Ok. We won't give your information to our partners, but we'll need your phone number.

It’s a deal.

What we’re looking for is a way for this exchange to happen in an automated fashion with the goal of producing good, rather than optimal outcomes.



The outcome of a negotiation will be either accept or reject. If accept, then the agreed upon information is entered or retrieved (say from a data locker via UMA) and provided to the vendor.

Road Map

 Getting to common data use policies and automated negotiation will take some time. To demonstrate the value of DPPN, implementation should occur iteratively with prioritized delivery of the smallest bits of functionality that will deliver value to users and vendors - minimal marketable features (mmf).

Minimal marketable feature 1

I want to quickly see and understand what information a web site or mobile app wants from me in order to use its services. This follows requirements 1 and 2.

Vendors will display a graphic indicating their participation in and asserting conformance to DPPN. The set of DPPN graphics will be open sourced.

Clicking/tapping the participation graphic displays an expanded view of TOS/Privacy Policy requests.

Clicking/tapping one of the graphics in the expanded view displays a summary of the request with a link to the relevant TOS/Privacy Policy section.

As with the graphics, an open source library of code will be made available to facilitate participation in DPPN. Initially, the code will target the browser and probably consist of JavaScript and chunks of semantic markup to load, display and manage the graphics and their behaviors.

Minimal marketable feature 2

I want to know what the differences are between what the vendor is asking for and what I’m willing to give. This satisfies requirement 3.

An end goal of DPPN is to allow users to create policies for the most common data use scenarios for use in automated negotiation. This will require some effort to identify and group elements of common data use practice.

For the first iteration, vendors will identify the data elements spelled out in their TOS/Privacy Policy and package them in a DPPN specified format. The elements will then be displayed in a manner similar to that in Figure 1, above. To give a user an idea of what other people have agreed to, the right hand side of the diff display may be pre-populated by a third-party rating site, such as ToS;DR2.

Minimal marketable feature 3

I want to negotiate with the site/app what information I’m willing to give up for access to the service/functionality.

Negotiation is automated, generally transparent to the user and is centered on user policies built around common expressions of data use practice. As mentioned above, getting to common data use policies and automated negotiation will take some time. Therefore, the initial release of DPPN will simply present the user with an accept/reject choice.

Assuming that vendors will initially display only required information, an accept decision means that the user agrees to give the vendor all that they’re asking for. Similar to mmf 2, user selections and outcome (accept/reject) could be sent anonymously to a third-party rating site. This would have the added benefit of crowd sourcing data for analysis of TOS/Privacy Policies.
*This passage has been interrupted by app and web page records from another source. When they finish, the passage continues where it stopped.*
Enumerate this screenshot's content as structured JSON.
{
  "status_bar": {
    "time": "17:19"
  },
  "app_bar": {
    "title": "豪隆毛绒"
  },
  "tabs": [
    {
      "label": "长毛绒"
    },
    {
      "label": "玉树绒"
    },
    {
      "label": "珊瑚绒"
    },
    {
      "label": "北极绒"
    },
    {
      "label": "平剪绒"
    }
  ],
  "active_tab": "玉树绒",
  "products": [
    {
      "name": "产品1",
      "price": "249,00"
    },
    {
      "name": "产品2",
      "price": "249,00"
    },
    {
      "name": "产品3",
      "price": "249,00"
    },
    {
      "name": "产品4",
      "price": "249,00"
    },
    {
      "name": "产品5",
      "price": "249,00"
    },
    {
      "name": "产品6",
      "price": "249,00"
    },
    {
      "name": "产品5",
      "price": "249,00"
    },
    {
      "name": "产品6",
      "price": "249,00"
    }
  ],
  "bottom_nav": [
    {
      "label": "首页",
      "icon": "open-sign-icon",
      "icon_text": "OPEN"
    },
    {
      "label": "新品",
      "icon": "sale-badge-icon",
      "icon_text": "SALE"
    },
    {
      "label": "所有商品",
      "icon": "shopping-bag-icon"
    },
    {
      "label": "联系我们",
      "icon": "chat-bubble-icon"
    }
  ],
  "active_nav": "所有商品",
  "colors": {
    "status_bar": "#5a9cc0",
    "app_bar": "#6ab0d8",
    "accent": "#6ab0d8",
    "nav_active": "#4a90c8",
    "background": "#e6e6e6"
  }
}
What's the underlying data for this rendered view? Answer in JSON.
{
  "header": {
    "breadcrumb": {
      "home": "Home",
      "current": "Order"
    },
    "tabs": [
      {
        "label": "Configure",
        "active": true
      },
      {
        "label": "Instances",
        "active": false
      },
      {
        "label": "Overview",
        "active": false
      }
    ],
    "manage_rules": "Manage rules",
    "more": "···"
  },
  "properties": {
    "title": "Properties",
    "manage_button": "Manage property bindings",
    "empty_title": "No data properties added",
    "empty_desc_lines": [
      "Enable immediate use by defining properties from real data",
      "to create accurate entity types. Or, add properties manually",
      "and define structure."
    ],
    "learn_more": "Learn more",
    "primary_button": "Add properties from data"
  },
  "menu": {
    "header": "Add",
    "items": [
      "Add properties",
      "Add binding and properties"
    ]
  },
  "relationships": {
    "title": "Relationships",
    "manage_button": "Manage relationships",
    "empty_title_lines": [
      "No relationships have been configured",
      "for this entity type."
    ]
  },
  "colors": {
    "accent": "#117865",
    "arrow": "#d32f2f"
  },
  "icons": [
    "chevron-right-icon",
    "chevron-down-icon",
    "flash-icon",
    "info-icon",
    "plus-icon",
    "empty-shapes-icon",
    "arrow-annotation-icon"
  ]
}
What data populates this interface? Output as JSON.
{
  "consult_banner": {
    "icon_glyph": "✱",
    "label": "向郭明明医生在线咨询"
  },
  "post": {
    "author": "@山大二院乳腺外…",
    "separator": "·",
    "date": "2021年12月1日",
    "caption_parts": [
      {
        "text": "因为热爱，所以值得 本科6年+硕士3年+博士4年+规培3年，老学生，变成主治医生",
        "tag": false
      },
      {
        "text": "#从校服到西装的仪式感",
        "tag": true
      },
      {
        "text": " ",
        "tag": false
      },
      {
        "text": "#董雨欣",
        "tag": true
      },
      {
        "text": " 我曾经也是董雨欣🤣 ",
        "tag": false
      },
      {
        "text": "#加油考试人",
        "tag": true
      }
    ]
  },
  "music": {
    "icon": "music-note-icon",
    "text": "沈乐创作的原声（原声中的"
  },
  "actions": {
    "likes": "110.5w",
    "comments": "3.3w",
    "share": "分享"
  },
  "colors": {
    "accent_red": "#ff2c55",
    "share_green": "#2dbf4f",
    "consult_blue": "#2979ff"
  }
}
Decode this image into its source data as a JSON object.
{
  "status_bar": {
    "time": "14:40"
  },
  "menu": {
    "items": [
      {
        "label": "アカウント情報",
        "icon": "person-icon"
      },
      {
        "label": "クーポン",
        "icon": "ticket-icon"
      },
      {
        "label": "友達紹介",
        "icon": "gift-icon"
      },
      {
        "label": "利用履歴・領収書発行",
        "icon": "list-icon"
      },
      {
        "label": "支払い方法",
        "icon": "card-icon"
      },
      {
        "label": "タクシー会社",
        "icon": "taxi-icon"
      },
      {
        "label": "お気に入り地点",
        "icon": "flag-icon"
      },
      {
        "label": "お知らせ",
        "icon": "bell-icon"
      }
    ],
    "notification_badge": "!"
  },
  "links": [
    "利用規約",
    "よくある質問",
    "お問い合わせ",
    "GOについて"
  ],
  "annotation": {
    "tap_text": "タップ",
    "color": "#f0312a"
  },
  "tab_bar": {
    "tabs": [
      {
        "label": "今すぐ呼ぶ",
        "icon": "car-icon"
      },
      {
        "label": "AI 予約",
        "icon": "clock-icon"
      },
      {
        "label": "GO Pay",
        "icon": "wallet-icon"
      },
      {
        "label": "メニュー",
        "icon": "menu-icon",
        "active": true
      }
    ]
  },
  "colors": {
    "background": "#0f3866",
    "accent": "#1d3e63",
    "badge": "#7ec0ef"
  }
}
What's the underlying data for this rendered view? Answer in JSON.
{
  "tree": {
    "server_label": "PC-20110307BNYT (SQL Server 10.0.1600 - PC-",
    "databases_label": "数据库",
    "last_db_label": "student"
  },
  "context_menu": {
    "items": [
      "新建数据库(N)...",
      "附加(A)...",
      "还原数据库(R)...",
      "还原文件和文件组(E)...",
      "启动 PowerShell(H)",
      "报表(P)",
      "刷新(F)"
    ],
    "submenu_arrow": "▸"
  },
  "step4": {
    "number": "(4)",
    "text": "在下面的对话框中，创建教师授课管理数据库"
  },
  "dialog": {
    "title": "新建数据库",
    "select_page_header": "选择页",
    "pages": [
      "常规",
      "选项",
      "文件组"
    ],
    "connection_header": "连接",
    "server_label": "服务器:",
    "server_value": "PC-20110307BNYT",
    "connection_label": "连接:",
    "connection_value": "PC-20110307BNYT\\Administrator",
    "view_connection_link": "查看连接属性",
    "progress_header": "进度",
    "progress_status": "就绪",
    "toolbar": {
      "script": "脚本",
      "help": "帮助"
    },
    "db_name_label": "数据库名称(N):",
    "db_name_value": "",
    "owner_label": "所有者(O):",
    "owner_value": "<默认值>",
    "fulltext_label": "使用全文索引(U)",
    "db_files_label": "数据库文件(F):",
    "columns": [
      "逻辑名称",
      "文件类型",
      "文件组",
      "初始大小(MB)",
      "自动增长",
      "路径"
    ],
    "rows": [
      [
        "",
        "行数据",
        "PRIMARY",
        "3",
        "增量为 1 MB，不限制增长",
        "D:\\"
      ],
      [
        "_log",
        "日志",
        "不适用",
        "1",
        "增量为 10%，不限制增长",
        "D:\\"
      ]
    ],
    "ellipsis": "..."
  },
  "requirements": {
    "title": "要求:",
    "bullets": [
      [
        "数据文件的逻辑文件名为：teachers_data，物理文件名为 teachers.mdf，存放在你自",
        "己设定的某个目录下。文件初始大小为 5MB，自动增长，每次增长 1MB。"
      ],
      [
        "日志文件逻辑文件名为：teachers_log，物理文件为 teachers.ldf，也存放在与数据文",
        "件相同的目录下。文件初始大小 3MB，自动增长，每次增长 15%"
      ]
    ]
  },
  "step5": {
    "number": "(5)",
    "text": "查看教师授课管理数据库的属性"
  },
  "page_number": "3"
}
Selections and outcomes would also be saved to the user’s local storage for subsequent analysis and as evidence in the event of a vendor’s non-conformance to DPPN. Access to the saved data could be provided via a DPPN web site or mobile app.

Vendors could register with the rating site for access to data relevant to their service(s), providing them with a feedback loop they can use to build trust and gain loyal customers.

Future Directions

  • Undertake the analysis of TOS/Privacy Policies to surface common expressions of data use practice. The results may prove useful in most data use scenarios with one outcome likely to be a taxonomy of data use practices. We’re attempting to provide a 90% solution, ignoring outliers.
  • Research appropriate negotiation strategies and approaches. Again, the goal is to produce ‘good enough’ outcomes.


Interesting Links

Transparency as a User Experience Problem
A standard information sharing label
Terms of Service; Didn’t Read
Mozilla Privacy Icons

[1] If the graphics look familiar, it’s because they’re from the Android SDK and massaged just a bit…

Dazza Greenwood and James Donaghue for their insightful comments and  suggestions.